Overall, my workout reveals a tiny, short-lived effect regarding the taxation rebate. Whatever customers did utilizing the unexpected cash, a large proportion are not deploying it to retire loan debt that is payday. They seem to have invested (or conserved) the funds as opposed to settling debtвЂ”good news, possibly, for the policymakers who had hoped to stimulate the economy into the quick run with taxation rebates.
My wider research interest is within the economic everyday lives of low-income households. a typical payday borrower earns simply $20,000 per year and has lent 50 % of her web biweekly pay; in this example, making the triple-digit rate of interest payments seems like a challenge. But, despite their expenses, payday advances could be completely logical.

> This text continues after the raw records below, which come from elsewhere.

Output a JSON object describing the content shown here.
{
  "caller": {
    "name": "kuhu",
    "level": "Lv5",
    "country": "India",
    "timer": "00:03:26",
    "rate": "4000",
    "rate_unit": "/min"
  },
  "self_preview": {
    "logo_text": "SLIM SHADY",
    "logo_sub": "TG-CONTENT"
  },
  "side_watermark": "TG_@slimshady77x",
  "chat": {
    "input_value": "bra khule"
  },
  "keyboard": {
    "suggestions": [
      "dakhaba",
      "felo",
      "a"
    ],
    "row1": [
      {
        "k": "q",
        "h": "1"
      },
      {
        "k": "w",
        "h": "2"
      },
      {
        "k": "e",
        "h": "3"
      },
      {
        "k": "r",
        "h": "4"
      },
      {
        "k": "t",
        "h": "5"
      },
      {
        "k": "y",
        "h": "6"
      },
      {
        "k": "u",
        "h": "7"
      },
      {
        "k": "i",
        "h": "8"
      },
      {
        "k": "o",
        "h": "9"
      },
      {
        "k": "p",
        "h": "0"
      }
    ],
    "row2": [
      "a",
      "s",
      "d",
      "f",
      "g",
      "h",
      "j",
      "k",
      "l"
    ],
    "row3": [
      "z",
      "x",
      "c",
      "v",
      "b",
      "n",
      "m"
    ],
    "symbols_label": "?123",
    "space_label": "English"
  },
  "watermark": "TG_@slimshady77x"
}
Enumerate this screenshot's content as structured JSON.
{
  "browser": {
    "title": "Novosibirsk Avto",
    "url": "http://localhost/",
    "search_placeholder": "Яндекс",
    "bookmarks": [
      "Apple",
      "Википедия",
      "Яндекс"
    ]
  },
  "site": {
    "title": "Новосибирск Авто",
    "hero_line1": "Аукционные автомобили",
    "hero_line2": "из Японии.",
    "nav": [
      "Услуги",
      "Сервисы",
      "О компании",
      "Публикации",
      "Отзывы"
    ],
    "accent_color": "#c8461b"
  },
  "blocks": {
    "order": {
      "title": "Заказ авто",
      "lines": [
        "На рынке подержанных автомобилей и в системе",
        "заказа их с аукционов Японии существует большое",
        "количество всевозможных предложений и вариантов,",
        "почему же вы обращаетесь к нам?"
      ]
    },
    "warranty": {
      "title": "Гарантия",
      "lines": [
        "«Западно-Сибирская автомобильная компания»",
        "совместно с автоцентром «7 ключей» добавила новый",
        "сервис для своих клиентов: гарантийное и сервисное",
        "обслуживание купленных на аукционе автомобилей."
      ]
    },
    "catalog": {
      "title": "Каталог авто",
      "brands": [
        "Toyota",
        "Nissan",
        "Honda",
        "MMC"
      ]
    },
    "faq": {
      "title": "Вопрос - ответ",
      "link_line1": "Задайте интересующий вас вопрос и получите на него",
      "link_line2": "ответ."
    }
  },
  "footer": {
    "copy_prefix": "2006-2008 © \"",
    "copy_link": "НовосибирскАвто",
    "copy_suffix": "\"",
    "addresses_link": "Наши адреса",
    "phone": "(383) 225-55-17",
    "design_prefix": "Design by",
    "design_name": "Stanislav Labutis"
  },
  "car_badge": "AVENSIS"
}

Theoretically, the loans may help borrowers smooth spending plan shortfalls they could experience between paychecks, leading to a broad advantage regardless of the high interest levels. The borrower could have perfectly aligned the costs and benefits and made a rational choice in taking out a payday loan if, as lenders advertise, using the high-cost funds for, say, a car repair means the borrower has the ability to get to work tomorrow. But do individuals really utilize payday advances in this manner?
An additional research, my coauthors and I also unearthed that cash advance borrowers have experienced a long reputation for monetary dilemmas, not simply a budget that is one-time like this developed by the necessity for an automobile fix. Into the time frame prior to their very first pay day loan application, individuals applying for payday advances have actually a lengthy reputation for low and worsening fico scores into the underside quartile of this US average (the same as a 520 FICO score), to be maxed down their charge cards, as well as having many delinquencies, in addition to a reputation for undertaking intense looks for credit during this time period. If they finally make an application for a quick payday loan, it seems in order to make feeling economically. However these borrowers likely don’t anticipate exactly exactly just how hard it’ll be to create 50 % of their take-home pay plus interest in a couple of weeks. The effect is a period of revolving debt.
The attention prices of payday advances are managed by state usury legislation. The loans will quickly additionally be the prospective of wider regulation that is federal that may very nearly clearly have actually the consequence of curbing financing: simply last thirty days, the customer Financial Protection BureauвЂ”the US federal agency that regulates payday as well as other forms of customer loansвЂ”said it will probably now need lenders to simply just simply take into account borrowersвЂ™ ability to repay the loans when creating financing decisions. Loan providers could be surprised just how hard its to locate borrowers who is able to realistically repay.
This short article will be based upon the paper, вЂTax Rebates plus the pattern of Payday BorrowingвЂ™, in United states Law and Economics Review.
Note: This article provides views associated with writer, and never the place of USAppвЂ“ American Politics and Policy, nor associated with the London School of Economics.
Concerning the writer
Paige Marta Skiba вЂ“ Vanderbilt University Law class Paige Marta Skiba is an Economist and Professor of Law at Vanderbilt University Law School. She’s got carried out revolutionary research in the region of behavioral legislation and economics and commercial legislation, specially on topics pertaining to her economics dissertation, Behavior in High-Interest Credit Markets. Her present research is targeted on the reasons and consequences of borrowing in credit that is high-interest such as for example pay day loans, auto-title loans, and pawnshops, along with the legislation of the companies.